By Mark Saldana
Rating: 1 (Out of 4 Stars)
The tagline to this new horror film is, “Don’t Think It. Don’t Say It.” I say, don’t bother whatsoever with this, not at all frightening and sometimes unintentionally hilarious, movie. This latest supernatural, bogey man flick fails miserably with its only entertainment merits coming from the laughably silly moments. In addition, if one also throws in just about every horror cliche and trope in the mix, then one will have The Bye Bye Man, a movie that opens in theaters on January 13, but needs to go bye-bye right away.
Elliot (Douglas Smith), his girlfriend Sasha (Cressida), and his best friend John (Lucien Laviscount) are three college students seeking off-campus housing. They discover an old, fixer-upper home that comes with antique furniture. It is an inexpensive opportunity they cannot pass up. Not long after settling in, the three friends begin hearing strange noises in the house. Always the skeptics of the three, Elliot and John dismiss them as the noises often heard in an old house. However, when Elliot reads aloud some strange and mysterious messages written in a nightstand drawer, it awakens an evil spirit that proceeds to threaten them and anyone to whom they mention the disturbances.
Adapted from Robert Damon Schneck’s story, “The Bridge to Body Island,” from his book, “The President’s Vampire,” screenwriter Jonathan Penner and director Stacy Title take what sounds like a creepy concept (based on my limited research on the source material) and totally squander it with this predictable, transparent, and ludicrous film.

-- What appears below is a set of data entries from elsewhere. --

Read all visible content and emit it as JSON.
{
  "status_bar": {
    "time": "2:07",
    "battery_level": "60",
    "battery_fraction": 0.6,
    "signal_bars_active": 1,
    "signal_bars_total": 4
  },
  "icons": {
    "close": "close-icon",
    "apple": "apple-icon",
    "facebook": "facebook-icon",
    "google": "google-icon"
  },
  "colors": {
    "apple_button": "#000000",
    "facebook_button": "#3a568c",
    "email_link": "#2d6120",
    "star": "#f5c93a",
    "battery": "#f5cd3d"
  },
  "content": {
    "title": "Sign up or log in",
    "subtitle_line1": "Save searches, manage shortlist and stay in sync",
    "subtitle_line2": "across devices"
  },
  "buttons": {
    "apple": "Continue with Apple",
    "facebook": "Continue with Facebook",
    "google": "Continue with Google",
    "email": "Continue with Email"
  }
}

The director of the film does a terrible job building up tension, suspense and seems to have no sensibility regarding creating the perfect atmosphere for creepy chills and thrills. Not one of the lame attempts at jump scares even worked on me. Their setups are way-too-obvious and their executions are probably the weakest I have seen in a long time.
Not even the title character comes across as scary. He looks like several other bogeymen in movies and his omnious appearance is both misused and underused. The character even comes with what is supposed to be a frightening dog-like beast, but even this character has little to no impact in the film. Penner and Title offer no information on the background of the character. I suppose they did this to make him more mysterious, but they offer no other development whatsoever to make him more interesting or menacing.
As for the protagonists of the movie, the filmmakers fail to develop them in any interesting ways and, with the exception of Douglas Smith who portrays Elliot, the other lead actors offer mostly terrible performances. The better actors in the film happen to be the ones in supporting roles. The movie has solid work by Jenna Kanell who portrays the supernatural-savvy friend Kim and Michael Trucco who stars as Elliot’s older brother Virgil. The film also features fine work by Carrie-Anne Moss, Cleo King, and Faye Dunaway, but these talented actresses, unfortunately, have limited time in the film. I would have liked more time with these characters, particularly Moss who performs well as police Detective Shaw.
There is not a whole lot more I can say about this failure of a horror movie. I can only reiterate that is not worth anyone’s time or money. The hilarious, silly moments might be entertaining to watch, but I’m sure they will eventually end up on Youtube for everyone’s viewing pleasure. If one is even just a little curious enough to consider seeing this movie, I must strongly recommend that this person get this idea out the mind right away. Just repeat after me, “Don’t Think It. Don’t See It. Don’t Think It. Don’t See It. Don’t Think It. Don’t See it.”